===== Data
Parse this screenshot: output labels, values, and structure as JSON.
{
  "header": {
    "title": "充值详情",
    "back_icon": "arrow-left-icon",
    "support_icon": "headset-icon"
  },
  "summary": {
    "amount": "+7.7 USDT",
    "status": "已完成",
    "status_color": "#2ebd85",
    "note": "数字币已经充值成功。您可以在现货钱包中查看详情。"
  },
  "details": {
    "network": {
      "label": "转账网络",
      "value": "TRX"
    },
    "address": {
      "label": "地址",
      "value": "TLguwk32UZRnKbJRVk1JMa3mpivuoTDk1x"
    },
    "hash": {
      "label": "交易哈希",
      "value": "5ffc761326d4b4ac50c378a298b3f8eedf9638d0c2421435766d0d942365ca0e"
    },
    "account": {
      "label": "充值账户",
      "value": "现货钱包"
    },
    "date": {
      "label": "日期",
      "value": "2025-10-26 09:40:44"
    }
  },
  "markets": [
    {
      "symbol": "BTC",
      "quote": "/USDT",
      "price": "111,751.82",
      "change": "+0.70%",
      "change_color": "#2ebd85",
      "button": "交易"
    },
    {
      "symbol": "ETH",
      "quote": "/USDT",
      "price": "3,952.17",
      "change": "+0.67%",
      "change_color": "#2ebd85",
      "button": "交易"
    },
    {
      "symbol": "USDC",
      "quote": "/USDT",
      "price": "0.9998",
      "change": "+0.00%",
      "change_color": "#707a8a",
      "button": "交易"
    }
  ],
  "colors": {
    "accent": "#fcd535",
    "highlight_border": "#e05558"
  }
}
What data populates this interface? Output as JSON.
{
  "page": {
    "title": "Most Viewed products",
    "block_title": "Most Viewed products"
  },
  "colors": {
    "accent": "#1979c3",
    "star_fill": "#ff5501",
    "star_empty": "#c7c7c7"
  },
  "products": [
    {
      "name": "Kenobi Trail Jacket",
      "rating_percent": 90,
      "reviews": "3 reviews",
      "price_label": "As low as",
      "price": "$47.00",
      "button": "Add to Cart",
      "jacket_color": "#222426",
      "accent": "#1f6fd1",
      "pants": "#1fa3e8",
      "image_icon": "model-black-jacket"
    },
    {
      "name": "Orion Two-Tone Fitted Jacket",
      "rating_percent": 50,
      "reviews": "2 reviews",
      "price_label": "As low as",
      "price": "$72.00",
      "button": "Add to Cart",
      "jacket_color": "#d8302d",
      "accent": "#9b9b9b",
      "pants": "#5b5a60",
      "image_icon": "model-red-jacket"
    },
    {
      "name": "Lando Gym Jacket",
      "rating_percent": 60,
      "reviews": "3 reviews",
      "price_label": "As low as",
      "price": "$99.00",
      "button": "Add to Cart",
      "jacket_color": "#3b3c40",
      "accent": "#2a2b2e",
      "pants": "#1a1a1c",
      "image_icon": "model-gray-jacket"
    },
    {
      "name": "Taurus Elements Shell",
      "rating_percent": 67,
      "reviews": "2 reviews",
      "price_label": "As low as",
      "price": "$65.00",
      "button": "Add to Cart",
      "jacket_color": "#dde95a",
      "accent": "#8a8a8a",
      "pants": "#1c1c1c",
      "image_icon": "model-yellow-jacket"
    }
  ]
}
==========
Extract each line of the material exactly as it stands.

Parse this screenshot: output labels, values, and structure as JSON.
{
  "header": {
    "title": "充值详情",
    "back_icon": "arrow-left-icon",
    "support_icon": "headset-icon"
  },
  "summary": {
    "amount": "+7.7 USDT",
    "status": "已完成",
    "status_color": "#2ebd85",
    "note": "数字币已经充值成功。您可以在现货钱包中查看详情。"
  },
  "details": {
    "network": {
      "label": "转账网络",
      "value": "TRX"
    },
    "address": {
      "label": "地址",
      "value": "TLguwk32UZRnKbJRVk1JMa3mpivuoTDk1x"
    },
    "hash": {
      "label": "交易哈希",
      "value": "5ffc761326d4b4ac50c378a298b3f8eedf9638d0c2421435766d0d942365ca0e"
    },
    "account": {
      "label": "充值账户",
      "value": "现货钱包"
    },
    "date": {
      "label": "日期",
      "value": "2025-10-26 09:40:44"
    }
  },
  "markets": [
    {
      "symbol": "BTC",
      "quote": "/USDT",
      "price": "111,751.82",
      "change": "+0.70%",
      "change_color": "#2ebd85",
      "button": "交易"
    },
    {
      "symbol": "ETH",
      "quote": "/USDT",
      "price": "3,952.17",
      "change": "+0.67%",
      "change_color": "#2ebd85",
      "button": "交易"
    },
    {
      "symbol": "USDC",
      "quote": "/USDT",
      "price": "0.9998",
      "change": "+0.00%",
      "change_color": "#707a8a",
      "button": "交易"
    }
  ],
  "colors": {
    "accent": "#fcd535",
    "highlight_border": "#e05558"
  }
}
What data populates this interface? Output as JSON.
{
  "page": {
    "title": "Most Viewed products",
    "block_title": "Most Viewed products"
  },
  "colors": {
    "accent": "#1979c3",
    "star_fill": "#ff5501",
    "star_empty": "#c7c7c7"
  },
  "products": [
    {
      "name": "Kenobi Trail Jacket",
      "rating_percent": 90,
      "reviews": "3 reviews",
      "price_label": "As low as",
      "price": "$47.00",
      "button": "Add to Cart",
      "jacket_color": "#222426",
      "accent": "#1f6fd1",
      "pants": "#1fa3e8",
      "image_icon": "model-black-jacket"
    },
    {
      "name": "Orion Two-Tone Fitted Jacket",
      "rating_percent": 50,
      "reviews": "2 reviews",
      "price_label": "As low as",
      "price": "$72.00",
      "button": "Add to Cart",
      "jacket_color": "#d8302d",
      "accent": "#9b9b9b",
      "pants": "#5b5a60",
      "image_icon": "model-red-jacket"
    },
    {
      "name": "Lando Gym Jacket",
      "rating_percent": 60,
      "reviews": "3 reviews",
      "price_label": "As low as",
      "price": "$99.00",
      "button": "Add to Cart",
      "jacket_color": "#3b3c40",
      "accent": "#2a2b2e",
      "pants": "#1a1a1c",
      "image_icon": "model-gray-jacket"
    },
    {
      "name": "Taurus Elements Shell",
      "rating_percent": 67,
      "reviews": "2 reviews",
      "price_label": "As low as",
      "price": "$65.00",
      "button": "Add to Cart",
      "jacket_color": "#dde95a",
      "accent": "#8a8a8a",
      "pants": "#1c1c1c",
      "image_icon": "model-yellow-jacket"
    }
  ]
}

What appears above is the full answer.